I remember asking my Internal Engines instructor about this after a lecture of his related to this. Like your comment, I was convinced that AC would reduce fuel consumption at idle because it lowered engine rpm. He explained to me why my logic was flawed (but I can’t remember his reply - it was 36 years ago).
How do you know his logic wasn’t flawed? Too many of us, especially when we are impressionable young adults, think that being in a position of authority means you can walk on water.
One of the most dangerous things for someone in a position of authority to say is “I don’t know” so they quickly learn to BS their way through questions that they really don’t know the answer to instead of admitting they don’t know.
How do you know his logic wasn’t flawed?
It very well could have been. He was a nerdy guy who was very knowledgeable with the physics of the internal workings of an engine. And I was just a lowly 21 year old student.
People sitting in roasting cars during a Texas summer are going to do a lot more laundry. That won’t help the planet.
Let’s explore this one. I like the question.
Assumption: carb, no “kick up” solenoid.
That being the case, the engine will either maintain the same RPM or stall (if the idle is insufficient to support the extra load).
The amount of gas being drawn into the cylinders (for given atmospheric conditions) is based solely upon the volume of air being drawn through the venturi. That volume of air will remain the same, since it’s based solely on the idle speed and the carburator settings. Added load does not automatically drop the idle speed.
I believe we’re looking at the problem backwards.

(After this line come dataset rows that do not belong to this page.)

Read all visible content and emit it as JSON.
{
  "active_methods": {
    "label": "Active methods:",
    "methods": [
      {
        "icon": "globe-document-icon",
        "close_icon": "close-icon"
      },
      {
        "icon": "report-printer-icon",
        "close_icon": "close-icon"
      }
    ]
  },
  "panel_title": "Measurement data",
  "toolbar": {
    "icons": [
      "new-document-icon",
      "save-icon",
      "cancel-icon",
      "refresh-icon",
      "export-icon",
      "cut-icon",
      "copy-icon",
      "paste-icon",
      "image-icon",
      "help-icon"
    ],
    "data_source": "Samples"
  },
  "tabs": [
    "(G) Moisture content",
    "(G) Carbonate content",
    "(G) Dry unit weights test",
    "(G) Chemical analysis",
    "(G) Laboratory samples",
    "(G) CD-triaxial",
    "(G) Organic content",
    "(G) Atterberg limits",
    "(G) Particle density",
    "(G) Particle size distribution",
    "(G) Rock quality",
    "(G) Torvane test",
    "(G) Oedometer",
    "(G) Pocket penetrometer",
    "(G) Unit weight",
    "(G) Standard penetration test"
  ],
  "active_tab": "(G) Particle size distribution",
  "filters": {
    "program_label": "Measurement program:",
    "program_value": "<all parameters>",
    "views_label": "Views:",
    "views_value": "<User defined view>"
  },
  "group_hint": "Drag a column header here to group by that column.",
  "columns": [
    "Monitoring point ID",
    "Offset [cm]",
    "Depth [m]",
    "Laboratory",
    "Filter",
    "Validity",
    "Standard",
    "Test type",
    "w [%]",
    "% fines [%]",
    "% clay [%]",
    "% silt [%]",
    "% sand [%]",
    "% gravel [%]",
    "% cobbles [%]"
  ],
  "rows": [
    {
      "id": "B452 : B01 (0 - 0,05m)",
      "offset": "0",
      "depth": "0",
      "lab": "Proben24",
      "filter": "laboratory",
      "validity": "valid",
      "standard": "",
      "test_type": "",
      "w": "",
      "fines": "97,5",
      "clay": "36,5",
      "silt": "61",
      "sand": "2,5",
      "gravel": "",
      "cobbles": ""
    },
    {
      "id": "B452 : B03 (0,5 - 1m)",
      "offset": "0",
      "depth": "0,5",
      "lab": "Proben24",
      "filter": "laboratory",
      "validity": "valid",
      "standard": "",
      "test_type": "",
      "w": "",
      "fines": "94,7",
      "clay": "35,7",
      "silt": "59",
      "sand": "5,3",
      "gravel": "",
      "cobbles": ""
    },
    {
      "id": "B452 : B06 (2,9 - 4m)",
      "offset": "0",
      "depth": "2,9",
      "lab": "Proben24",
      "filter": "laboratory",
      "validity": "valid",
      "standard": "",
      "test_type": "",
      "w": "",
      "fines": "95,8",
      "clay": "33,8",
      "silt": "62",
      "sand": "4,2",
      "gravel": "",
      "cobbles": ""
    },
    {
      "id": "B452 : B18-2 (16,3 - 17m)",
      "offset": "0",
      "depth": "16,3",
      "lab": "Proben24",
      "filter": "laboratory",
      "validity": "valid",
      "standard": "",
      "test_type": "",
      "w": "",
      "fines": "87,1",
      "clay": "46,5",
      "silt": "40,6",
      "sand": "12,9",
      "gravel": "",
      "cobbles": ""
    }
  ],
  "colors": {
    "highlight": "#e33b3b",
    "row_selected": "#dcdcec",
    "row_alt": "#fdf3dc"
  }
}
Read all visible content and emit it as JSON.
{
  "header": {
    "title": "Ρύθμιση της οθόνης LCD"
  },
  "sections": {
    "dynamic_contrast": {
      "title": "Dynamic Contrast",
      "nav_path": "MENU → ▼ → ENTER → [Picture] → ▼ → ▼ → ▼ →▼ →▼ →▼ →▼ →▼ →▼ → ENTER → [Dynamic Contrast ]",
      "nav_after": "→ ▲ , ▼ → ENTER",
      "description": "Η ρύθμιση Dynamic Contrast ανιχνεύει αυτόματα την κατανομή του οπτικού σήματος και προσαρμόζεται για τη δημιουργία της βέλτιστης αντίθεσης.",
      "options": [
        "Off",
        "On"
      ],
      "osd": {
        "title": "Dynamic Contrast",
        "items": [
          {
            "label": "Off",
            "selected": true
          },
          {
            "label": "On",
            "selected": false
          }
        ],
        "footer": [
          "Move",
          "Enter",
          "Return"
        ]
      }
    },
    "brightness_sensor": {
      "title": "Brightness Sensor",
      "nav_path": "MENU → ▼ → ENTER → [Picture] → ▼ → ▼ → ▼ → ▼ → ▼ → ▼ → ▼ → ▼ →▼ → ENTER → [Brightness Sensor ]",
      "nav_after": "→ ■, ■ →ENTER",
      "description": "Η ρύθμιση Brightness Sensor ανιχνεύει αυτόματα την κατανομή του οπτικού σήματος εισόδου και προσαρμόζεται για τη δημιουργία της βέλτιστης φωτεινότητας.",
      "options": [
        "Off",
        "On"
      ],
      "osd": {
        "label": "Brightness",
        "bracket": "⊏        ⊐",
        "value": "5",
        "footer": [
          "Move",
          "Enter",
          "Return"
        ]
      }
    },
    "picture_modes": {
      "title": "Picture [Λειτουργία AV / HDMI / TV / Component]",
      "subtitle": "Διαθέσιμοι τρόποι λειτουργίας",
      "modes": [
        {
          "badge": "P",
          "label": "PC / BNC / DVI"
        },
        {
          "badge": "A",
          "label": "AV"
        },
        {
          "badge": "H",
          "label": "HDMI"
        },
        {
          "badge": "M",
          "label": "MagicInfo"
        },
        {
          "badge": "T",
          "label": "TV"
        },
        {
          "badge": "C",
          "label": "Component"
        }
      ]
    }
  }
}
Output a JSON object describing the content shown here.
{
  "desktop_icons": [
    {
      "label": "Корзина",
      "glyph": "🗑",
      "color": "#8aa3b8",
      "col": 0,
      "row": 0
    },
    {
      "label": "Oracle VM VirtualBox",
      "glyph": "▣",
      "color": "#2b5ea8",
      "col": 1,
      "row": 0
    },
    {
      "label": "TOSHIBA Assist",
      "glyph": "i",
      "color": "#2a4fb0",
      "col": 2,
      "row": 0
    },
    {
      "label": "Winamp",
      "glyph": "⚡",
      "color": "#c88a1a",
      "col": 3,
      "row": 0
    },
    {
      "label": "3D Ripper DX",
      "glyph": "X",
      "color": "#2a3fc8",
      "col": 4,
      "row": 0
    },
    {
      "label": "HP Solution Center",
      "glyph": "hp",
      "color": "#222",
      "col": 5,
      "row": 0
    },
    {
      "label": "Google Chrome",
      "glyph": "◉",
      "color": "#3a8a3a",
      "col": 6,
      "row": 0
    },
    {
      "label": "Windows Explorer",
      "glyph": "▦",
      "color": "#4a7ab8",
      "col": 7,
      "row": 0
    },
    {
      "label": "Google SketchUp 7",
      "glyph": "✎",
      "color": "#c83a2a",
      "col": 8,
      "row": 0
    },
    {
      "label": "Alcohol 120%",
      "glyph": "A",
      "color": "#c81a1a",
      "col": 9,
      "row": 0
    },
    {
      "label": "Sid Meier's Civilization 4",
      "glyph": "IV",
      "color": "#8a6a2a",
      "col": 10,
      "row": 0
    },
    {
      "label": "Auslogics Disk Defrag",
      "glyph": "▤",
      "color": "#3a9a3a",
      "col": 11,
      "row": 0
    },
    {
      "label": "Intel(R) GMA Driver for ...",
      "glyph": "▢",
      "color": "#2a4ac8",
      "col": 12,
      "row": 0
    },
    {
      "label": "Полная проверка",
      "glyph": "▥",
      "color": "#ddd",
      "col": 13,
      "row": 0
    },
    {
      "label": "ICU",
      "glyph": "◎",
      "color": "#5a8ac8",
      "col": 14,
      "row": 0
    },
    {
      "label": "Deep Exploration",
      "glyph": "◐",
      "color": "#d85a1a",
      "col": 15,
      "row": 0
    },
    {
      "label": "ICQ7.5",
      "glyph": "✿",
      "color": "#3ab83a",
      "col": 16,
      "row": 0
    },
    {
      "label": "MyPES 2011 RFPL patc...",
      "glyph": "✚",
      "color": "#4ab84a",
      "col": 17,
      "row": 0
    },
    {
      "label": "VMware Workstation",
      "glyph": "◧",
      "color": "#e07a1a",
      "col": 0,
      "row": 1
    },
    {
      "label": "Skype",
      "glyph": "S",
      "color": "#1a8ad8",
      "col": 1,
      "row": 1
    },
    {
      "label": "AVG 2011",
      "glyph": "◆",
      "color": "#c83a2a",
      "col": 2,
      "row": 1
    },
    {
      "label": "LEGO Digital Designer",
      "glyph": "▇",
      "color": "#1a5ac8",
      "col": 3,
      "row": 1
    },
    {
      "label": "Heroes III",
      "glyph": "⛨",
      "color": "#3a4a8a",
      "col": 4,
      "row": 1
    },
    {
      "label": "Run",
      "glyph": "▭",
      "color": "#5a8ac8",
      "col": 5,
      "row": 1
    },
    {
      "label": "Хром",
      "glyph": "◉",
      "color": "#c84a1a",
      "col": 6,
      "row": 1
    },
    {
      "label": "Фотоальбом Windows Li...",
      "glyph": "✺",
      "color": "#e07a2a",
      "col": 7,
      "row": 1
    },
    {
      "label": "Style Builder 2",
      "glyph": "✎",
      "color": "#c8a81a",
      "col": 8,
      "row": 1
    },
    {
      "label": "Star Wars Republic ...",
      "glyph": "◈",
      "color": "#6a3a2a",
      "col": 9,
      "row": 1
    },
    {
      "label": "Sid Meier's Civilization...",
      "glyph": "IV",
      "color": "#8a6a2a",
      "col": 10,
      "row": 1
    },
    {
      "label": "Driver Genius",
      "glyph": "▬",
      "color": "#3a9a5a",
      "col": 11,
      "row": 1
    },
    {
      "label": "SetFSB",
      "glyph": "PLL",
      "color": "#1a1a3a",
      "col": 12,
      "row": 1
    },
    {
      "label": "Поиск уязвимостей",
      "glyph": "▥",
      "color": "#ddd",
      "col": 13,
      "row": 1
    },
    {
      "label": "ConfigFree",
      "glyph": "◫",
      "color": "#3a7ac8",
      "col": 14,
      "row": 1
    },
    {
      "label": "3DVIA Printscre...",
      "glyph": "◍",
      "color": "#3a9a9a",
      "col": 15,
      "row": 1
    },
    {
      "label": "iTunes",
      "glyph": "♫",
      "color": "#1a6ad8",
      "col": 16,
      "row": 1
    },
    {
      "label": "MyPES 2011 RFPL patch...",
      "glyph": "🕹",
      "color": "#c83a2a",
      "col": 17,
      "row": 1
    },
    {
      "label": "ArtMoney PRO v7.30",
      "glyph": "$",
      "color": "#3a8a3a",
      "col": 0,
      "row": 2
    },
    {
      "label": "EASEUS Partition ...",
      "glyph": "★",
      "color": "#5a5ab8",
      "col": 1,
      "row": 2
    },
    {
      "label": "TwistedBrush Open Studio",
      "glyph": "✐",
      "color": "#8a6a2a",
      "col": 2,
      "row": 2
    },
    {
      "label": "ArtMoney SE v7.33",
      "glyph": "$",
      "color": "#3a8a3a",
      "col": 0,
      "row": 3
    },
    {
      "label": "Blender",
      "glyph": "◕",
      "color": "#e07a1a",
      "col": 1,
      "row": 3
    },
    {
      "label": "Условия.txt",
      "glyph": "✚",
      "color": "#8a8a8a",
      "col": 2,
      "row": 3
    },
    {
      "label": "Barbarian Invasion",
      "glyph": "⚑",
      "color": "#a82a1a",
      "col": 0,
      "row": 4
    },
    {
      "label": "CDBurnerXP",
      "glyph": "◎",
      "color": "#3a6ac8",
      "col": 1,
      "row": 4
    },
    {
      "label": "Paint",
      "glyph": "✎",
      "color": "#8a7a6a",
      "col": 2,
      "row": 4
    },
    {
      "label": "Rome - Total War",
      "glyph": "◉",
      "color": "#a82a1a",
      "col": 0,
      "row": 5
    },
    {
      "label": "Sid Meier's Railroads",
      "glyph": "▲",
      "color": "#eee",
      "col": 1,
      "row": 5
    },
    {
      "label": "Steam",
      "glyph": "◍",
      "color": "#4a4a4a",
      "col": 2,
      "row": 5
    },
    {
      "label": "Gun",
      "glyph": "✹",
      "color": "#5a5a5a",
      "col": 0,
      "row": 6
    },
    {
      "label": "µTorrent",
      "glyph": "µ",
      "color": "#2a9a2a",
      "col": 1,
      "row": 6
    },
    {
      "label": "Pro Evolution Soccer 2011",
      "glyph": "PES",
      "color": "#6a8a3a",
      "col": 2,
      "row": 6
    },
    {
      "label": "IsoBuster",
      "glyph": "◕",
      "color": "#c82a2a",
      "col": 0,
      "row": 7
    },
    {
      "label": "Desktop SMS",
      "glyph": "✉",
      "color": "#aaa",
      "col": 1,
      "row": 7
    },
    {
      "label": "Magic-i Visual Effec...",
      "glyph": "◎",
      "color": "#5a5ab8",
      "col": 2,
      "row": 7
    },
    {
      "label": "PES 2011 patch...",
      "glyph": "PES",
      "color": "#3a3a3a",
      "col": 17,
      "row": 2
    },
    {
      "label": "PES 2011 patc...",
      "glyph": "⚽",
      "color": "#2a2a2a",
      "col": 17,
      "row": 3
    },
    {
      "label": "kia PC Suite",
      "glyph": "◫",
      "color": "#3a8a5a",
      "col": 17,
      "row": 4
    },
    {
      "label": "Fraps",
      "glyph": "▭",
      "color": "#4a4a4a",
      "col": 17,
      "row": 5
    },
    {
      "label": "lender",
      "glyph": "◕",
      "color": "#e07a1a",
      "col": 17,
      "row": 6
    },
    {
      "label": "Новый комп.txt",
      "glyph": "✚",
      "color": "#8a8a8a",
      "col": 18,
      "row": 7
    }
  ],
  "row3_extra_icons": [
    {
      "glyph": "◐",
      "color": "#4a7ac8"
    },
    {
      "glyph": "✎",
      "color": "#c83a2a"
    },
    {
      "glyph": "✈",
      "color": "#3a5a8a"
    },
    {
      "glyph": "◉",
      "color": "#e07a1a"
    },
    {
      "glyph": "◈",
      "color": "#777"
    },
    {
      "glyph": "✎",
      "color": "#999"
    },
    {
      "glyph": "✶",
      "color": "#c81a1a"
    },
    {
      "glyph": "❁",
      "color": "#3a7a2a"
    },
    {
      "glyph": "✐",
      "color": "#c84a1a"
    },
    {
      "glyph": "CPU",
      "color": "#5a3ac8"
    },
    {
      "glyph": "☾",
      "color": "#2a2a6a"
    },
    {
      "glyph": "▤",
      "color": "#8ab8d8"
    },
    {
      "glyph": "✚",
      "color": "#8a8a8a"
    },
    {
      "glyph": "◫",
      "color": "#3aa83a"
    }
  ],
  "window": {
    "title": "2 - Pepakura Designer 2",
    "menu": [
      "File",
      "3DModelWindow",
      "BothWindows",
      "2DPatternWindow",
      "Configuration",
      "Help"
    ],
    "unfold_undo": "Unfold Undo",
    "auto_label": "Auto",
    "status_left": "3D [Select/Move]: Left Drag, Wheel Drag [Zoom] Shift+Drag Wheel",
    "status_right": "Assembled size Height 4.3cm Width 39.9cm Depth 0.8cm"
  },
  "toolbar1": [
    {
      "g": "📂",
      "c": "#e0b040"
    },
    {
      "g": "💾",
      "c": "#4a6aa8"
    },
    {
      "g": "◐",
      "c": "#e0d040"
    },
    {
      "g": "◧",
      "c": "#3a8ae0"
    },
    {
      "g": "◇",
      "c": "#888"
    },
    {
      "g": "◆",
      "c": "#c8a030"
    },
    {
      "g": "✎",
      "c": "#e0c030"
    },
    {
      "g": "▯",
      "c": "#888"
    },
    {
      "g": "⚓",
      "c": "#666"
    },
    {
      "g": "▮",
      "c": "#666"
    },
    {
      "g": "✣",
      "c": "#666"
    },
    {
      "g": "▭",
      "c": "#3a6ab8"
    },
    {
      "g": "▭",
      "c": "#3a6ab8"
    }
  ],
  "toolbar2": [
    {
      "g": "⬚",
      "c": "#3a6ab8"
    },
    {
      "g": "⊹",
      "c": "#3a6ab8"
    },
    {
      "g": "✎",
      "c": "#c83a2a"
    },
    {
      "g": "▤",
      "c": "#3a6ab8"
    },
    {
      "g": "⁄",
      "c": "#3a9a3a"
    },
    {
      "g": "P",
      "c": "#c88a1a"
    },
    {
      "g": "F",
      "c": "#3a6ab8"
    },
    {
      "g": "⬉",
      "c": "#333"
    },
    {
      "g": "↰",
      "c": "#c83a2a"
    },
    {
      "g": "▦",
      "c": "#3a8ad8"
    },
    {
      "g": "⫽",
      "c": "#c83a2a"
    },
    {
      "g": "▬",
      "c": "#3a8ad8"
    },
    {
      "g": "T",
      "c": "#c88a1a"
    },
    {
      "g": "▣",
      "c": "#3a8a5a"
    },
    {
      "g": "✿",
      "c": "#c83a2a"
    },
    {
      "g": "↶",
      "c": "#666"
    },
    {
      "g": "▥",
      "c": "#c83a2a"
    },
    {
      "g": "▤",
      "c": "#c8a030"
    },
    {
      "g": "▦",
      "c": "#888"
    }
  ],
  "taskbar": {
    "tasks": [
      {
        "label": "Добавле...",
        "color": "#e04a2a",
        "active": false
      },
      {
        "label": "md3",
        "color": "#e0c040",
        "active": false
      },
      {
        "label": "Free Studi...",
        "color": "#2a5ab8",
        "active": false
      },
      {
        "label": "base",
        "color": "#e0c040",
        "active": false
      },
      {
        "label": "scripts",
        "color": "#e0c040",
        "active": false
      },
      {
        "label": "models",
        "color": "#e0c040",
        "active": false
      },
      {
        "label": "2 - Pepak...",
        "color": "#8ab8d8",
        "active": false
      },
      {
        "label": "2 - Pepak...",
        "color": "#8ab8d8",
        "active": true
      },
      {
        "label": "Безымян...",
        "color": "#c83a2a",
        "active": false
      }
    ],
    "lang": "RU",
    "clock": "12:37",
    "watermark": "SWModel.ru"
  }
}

The engine doesn’t need more gas when the compressor is engaged, it simply stops wasting so much. In essence, it’s operating inefficiently at idle with the compressor not engaged.
If there were insufficient gas being drawn in at idle to operate the added load, the engine would simply stall.
My thinking is this:
Assumption: Carb, no “kick up” solenoid. When the AC compressor is turned on, the idle speed will drop, but not stall.
I agree the amount of gas being drawn into the cylinders is based on the volume of air being drawn through the venturi. I believe the added load of the AC does automatically drop the engine idle speed. At the lower idle, less air will be drawn through the venturi - and to me that means less full will be drawn as well.
When you put a small load on an idling engine, the engine does slow down a little which in return results in a reduction in manifold vacuum.
less manifold vacuum is the same thing as more manifold pressure
Since the manifold pressure rises, the cylinders fill more completely with air/fuel and the engine makes more torque. The engine slows down until the manifold pressure is high enough for the engine’s torque to match the torque needed to turn the load on it.
Since there is less vacuum in the manifold, less air is drawn through the venturi. The cylinders reload more completely but less often.
This makes a gasoline engine’s idle speed very stable and they don’t need idle governors like diesel engines normally have. The power consumed fighting the intake manifold vacuum is also why gasoline engines have a very high idle fuel consumption compared to diesel engines.
No, there’s no need to conduct an experiment. This is junior high school stuff. A little thing called thermodynamics. Idling engine with or without ac on. Only source of energy is gasoline. The engine is just sitting there, and suddenly it has to power another machine, the air conditioner. More ac, more gas consumed.
Since a gallon of gasoline weighs about 8 pounds, the idea of it producing 20 pounds of carbon dioxide, leaving aside the water product of combustion, is, well, let’s just say “extraordinary” but a good way to hook up with college chicks at anti-globalization protests.
I like that. Let the engineers and politicians save the planet with our support in other ways. Let’s figure away to run the air more efficiently and not decide whether we want to use it or not. I bet in Texas there’s more than enough wind power and solar energy to power every AC, directly or indirectly in the entire state. At least there was when I was going through basic training there.